The Making of "Duck Off"

According to, f_ck off is “an insulting way of telling (someone) to go away.” Obviously a vulgar term, it is meant to be offensive and off-putting. Replacing the f with a d, however, not only makes it more palatable, but also creates the opportunity to produce a visual image that is humorous and fun.

rubber ducks fleeing from a spray can of duck repellant

I knew right away that my work Duck Off would consist of an aerosol can of repellant in the background with a group of rubber ducks fleeing away from it, toward the viewer. The final idea was inspired by scenes of people fleeing the alien war machines in War of the Worlds.

This image is all about drama. The aerosol can is tipped backward and rendered with exaggerated perspective to make it look large and menacing.

In the still life I set up for this painting, I placed kneaded erasers under the fleeing ducks to create exaggerated poses. The ducks they look as if they are waddling away from the approaching can.

The stony, barren surface, completely devoid of life (except for the rubber ducks) is based upon photos that I shot on top of Grandfather Mountain near Linville, North Carolina. All elements are unified with a strong light source coming from the right, similar to a spotlight. a rubber duck sitting on a kneaded eraser 

A second light source can also be seen in the background, with rays of sunlight peeking out from behind thick clouds. This light source, however, does not affect the subjects in the foreground. It is instead used for dramatic effect, suggesting a funnel of spray emanating from the aerosol can.

The lettering on the can is based upon the text on a typical can of bug repellant. The content has been changed, however, so that the repellant is specifically for ducks, not for insects. Duck-B-Gone becomes the name of the spray, and at the bottom of the body of text it says that the spray “protects against annoying cuteness, squeaking, and quacking.”

Everything in the composition is angled to suggest tension and movement. All the rubber ducks face away from the aerosol can, moving away from it like the spokes on a bicycle wheel. Lines in the rocky ground plane generally recede to a point in the bottom portion of the aerosol can, enhancing the illusion of depth in the composition.  

I have always been a fan of science fiction, with War of the Worlds ranking as one of my favorite stories. I completed many drawings and small paintings of aliens and spaceships when I was in elementary and middle school.
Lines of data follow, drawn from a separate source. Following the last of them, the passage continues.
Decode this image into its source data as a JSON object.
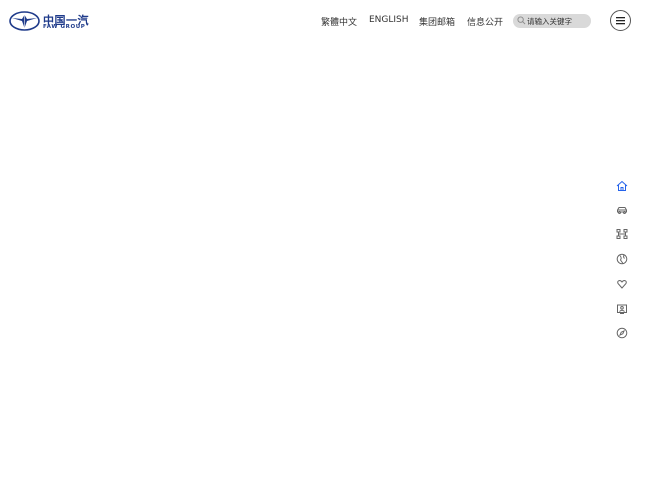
{
  "brand": {
    "name_cn": "中国一汽",
    "name_en": "FAW GROUP",
    "color": "#1e3a8a"
  },
  "nav": {
    "items": [
      {
        "label": "繁體中文"
      },
      {
        "label": "ENGLISH"
      },
      {
        "label": "集团邮箱"
      },
      {
        "label": "信息公开"
      }
    ]
  },
  "search": {
    "placeholder": "请输入关键字",
    "icon": "search-icon"
  },
  "menu": {
    "icon": "hamburger-menu-icon"
  },
  "side_nav": {
    "items": [
      {
        "icon": "home-icon",
        "active": true
      },
      {
        "icon": "car-icon"
      },
      {
        "icon": "network-icon"
      },
      {
        "icon": "globe-icon"
      },
      {
        "icon": "heart-hand-icon"
      },
      {
        "icon": "contact-card-icon"
      },
      {
        "icon": "compass-icon"
      }
    ],
    "active_color": "#2563eb",
    "color": "#666666"
  }
}
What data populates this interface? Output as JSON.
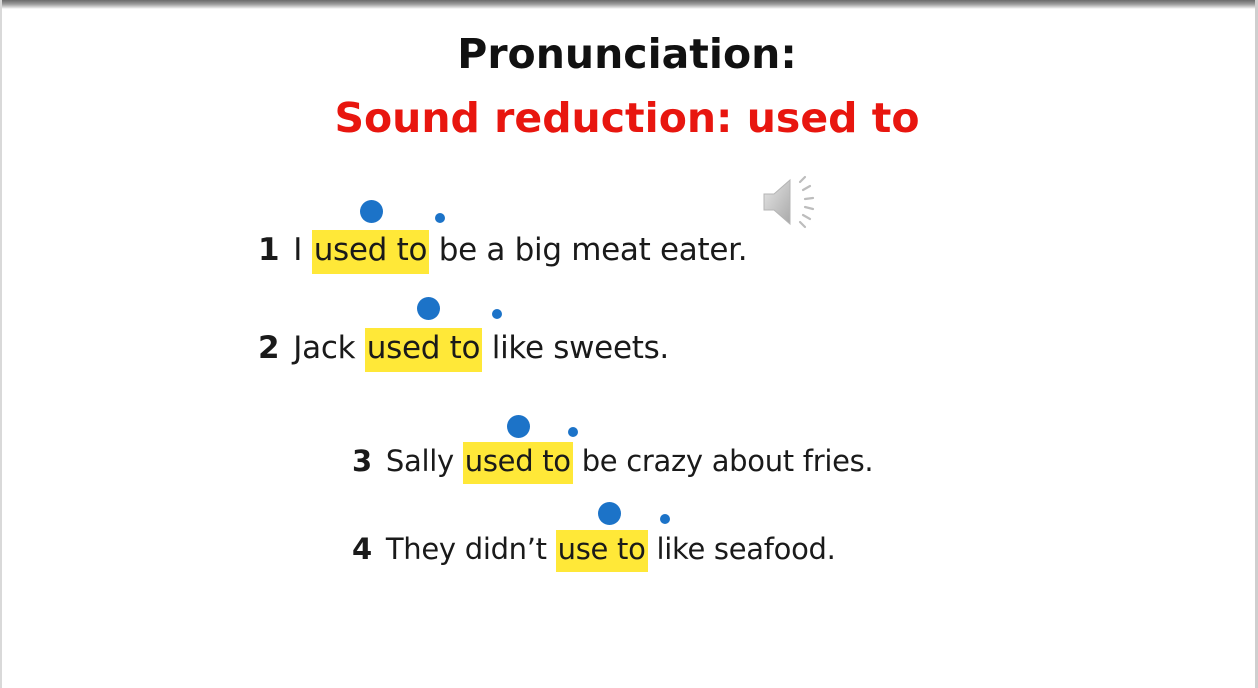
{
  "slide": {
    "title": "Pronunciation:",
    "subtitle": "Sound reduction: used to",
    "accent_color": "#e8160f",
    "highlight_color": "#ffe838",
    "stress_dot_color": "#1c73c8",
    "speaker_icon": "speaker-icon"
  },
  "sentences": [
    {
      "number": "1",
      "before": "I",
      "highlight": "used to",
      "after": "be a big meat eater."
    },
    {
      "number": "2",
      "before": "Jack",
      "highlight": "used to",
      "after": "like sweets."
    },
    {
      "number": "3",
      "before": "Sally",
      "highlight": "used to",
      "after": "be crazy about fries."
    },
    {
      "number": "4",
      "before": "They didn’t",
      "highlight": "use to",
      "after": "like seafood."
    }
  ]
}
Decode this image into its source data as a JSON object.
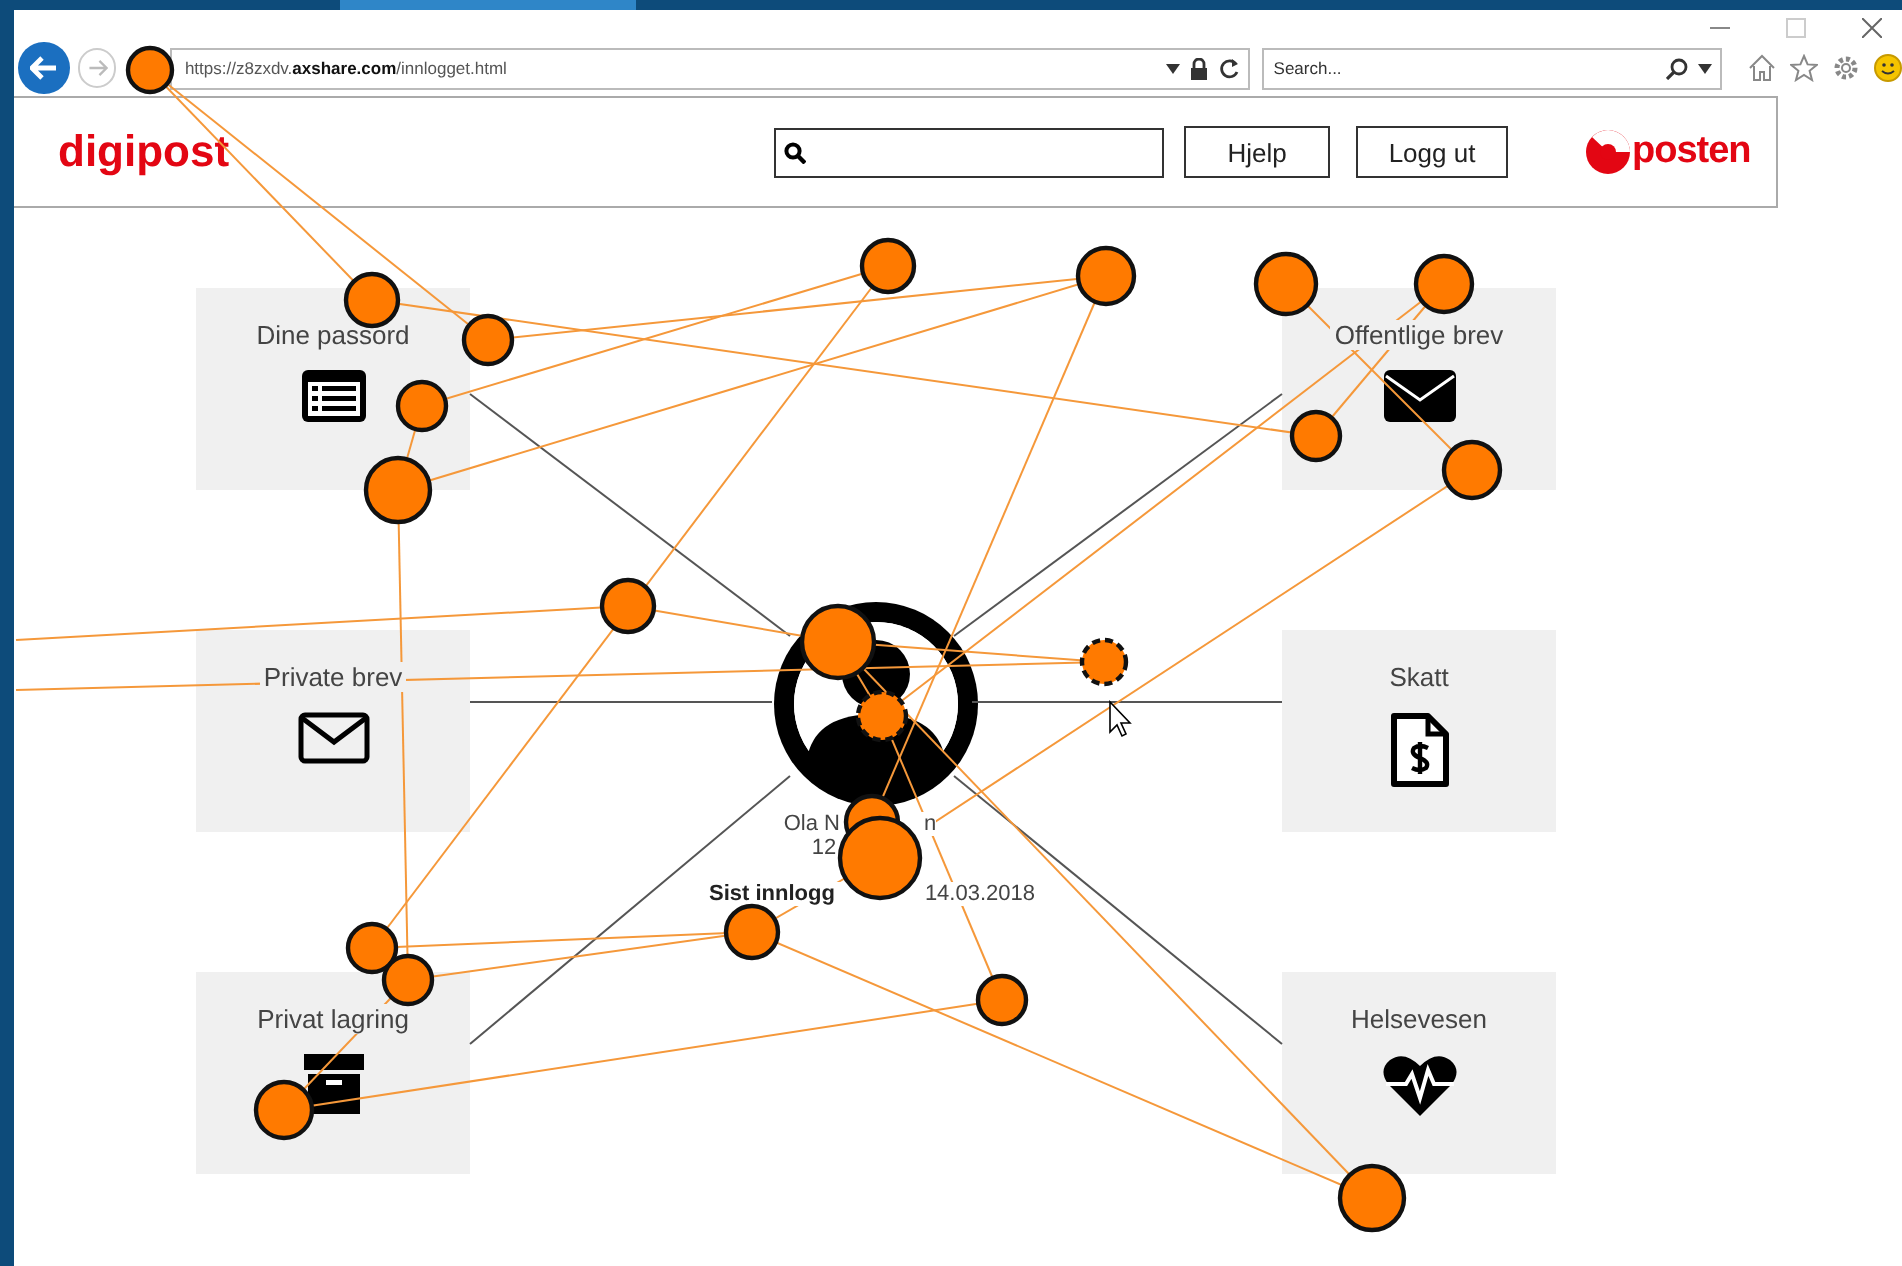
{
  "browser": {
    "address": "https://z8zxdv.**axshare.com**/innlogget.html",
    "search_placeholder": "Search..."
  },
  "header": {
    "logo": "digipost",
    "buttons": [
      "Hjelp",
      "Logg ut"
    ],
    "brand": "posten"
  },
  "left_tiles": [
    {
      "label": "Dine passord",
      "kind": "list"
    },
    {
      "label": "Private brev",
      "kind": "letter"
    },
    {
      "label": "Privat lagring",
      "kind": "storage"
    }
  ],
  "right_tiles": [
    {
      "label": "Offentlige brev",
      "kind": "mail"
    },
    {
      "label": "Skatt",
      "kind": "tax"
    },
    {
      "label": "Helsevesen",
      "kind": "health"
    }
  ],
  "profile": {
    "name_parts": [
      "Ola N",
      "n"
    ],
    "number": "12",
    "last_login_label": "Sist innlogg",
    "last_login_date": "14.03.2018"
  }
}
Some were from references, but most were from my imagination. Image from "War of the Worlds"

This painting was particularly fun for me because of its incorporation of elements from science fiction stories and movies. My goal was to retain the dark mood of scenes that inspired the image yet create a painting that is humorous and fun. I think it is almost impossible for anything with yellow rubber ducks to seem threatening or offensive. I caught myself laughing out loud several times as I was developing the image.

The most difficult part of the painting was the lettering on the aerosol can. It took a lot of time and concentration to keep the font consistent and make sure it was accurately wrapping around the tapering cylindrical form. The development of the negative space was important to the accurate rendition of the letters. I constantly worked back and forth between the negative space and the letters, making adjustments until font style and perspective were accurate.

I think fans of science fiction will be particularly drawn to this image due to its obvious influences. The over-dramatization is reminiscent of some of the campy sci-fi movies, with the inclusion of the rubber ducks making everything seem very silly.

Kevin Grass painting his "Duck Off" painting